In April of this year, my husband was diagnosed with a blood clot. Although related more to the fracture in his ankle, this experience absolutely gave me pause. If such a serious health issue could happen to a man not yet thirty, who could say what other maladies could come up? How could our weight and other health issues negatively impact the work we were called to do? Were we really being good stewards of our bodies?
The answers to these questions made all of us think.
Enter healthy eating. Sometimes I feel like a short-order cook: Bean has diet restrictions and is one of the pickiest eaters I know, Riley has diet restrictions (and is also very picky), even the dogs have diet restrictions; while Peanut and I have no restrictions (yet), I figured a truly healthy diet wouldn’t harm anyone, so we may as well go all-in. Thus we embarked on our healthy eating journey–five months in, and still going (pretty) strong!
Less than 25 grams of sugar a day. Year of No Sugar: A Memoir got me thinking about how many empty calories and health issues stem from refined sugar. Once I started reading the labels of foods, I was shocked at where sugar was and how much was in our food. Peanut butter? Check. Crackers? Check. Bread? Check and check–high fructose corn syrup was present in high quantities in the brand of bread we usually got. At least with fruits you got good nutrition and fiber; it seemed that the processed foods were unnecessarily loaded with the yucky stuff. We had a head-start on this one–none of us drink soda or juice, and candy is a rare treat in our house.
Less meat in our diet. On average, we eat meat 3-4 times a week. We implement a lot of salmon, lentils, eggs, and the like to ensure we get our protein and other beneficial nutrients. Beef is served a couple of times a month now, instead of almost daily. Chicken and turkey have been in heavy rotation for our meat meals. Bonus: a vegetarian/flexitarian approach to eating is also good for the environment!

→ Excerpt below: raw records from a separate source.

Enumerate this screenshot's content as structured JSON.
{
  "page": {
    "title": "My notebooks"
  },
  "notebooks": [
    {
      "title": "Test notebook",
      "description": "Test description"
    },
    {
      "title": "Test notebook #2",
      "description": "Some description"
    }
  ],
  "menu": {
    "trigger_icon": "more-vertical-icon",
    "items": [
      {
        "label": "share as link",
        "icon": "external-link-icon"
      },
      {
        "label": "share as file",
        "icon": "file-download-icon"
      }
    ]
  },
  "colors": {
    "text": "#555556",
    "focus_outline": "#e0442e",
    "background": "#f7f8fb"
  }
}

Cheap. Our grocery budget is approximately $400 a month for a family of six. Just because we added a couple high-end “hippie” stores to our bi-monthly grocery trek didn’t mean I wanted to break the bank, especially with only one income. This was a challenge initially–healthy, quality food that also matches our values (organic, non-GMO, etc.) does not come cheaply. We have to prioritize what organic goods we purchase, for instance; the “Dirty Dozen” is top of the list. Growing our own food helps too!
After only six weeks on this “Common Sense Diet”, I was down to pre-Bean weight, Riley was nearly to his goal weight, and our various “numbers” (blood pressure, etc.) were down as well.
I am sold–it does take more time to plan and prepare these meals as opposed to processed, pre-packaged foods, requires budgeting and shopping around, and we do still
binge splurge from time to time–deprivation benefits no one! But our energy levels, moods, positive example for our kids, and the enormous health benefits outweigh any potential drawbacks.
I will write more about this lifestyle change in the future, but in the meantime, enjoy a favorite lunch recipe, a la Ronnica, courtesy of Whole Foods.
Simply Delicious Homemade Hummus
2 cloves garlic
1 (15-ounce) can no-salt-added garbanzo beans, rinsed and drained
2 tablespoons tahini (sesame paste–can be found near the peanut butter in health food stores)
3 tablespoons lemon juice
1/2 teaspoon reduced-sodium tamari (I substitute liquid aminos–can be found near the soy sauce in health food stores)
1/2 teaspoon ground cumin
1/4 teaspoon ground coriander
Cayenne pepper, to taste
2 tablespoons finely chopped parsley
Put garlic in a food processor and pulse to roughly cop. Add garbanzos, tahini, 1/4 cup water, lemon juice, tamari, cumin, coriander and a pinch of cayenne (you may add more later to increase the heat), and process until creamy and smooth. Transfer to a bowl, cover and chill for at least one hour.
We love to spread this on Food for Life pitas!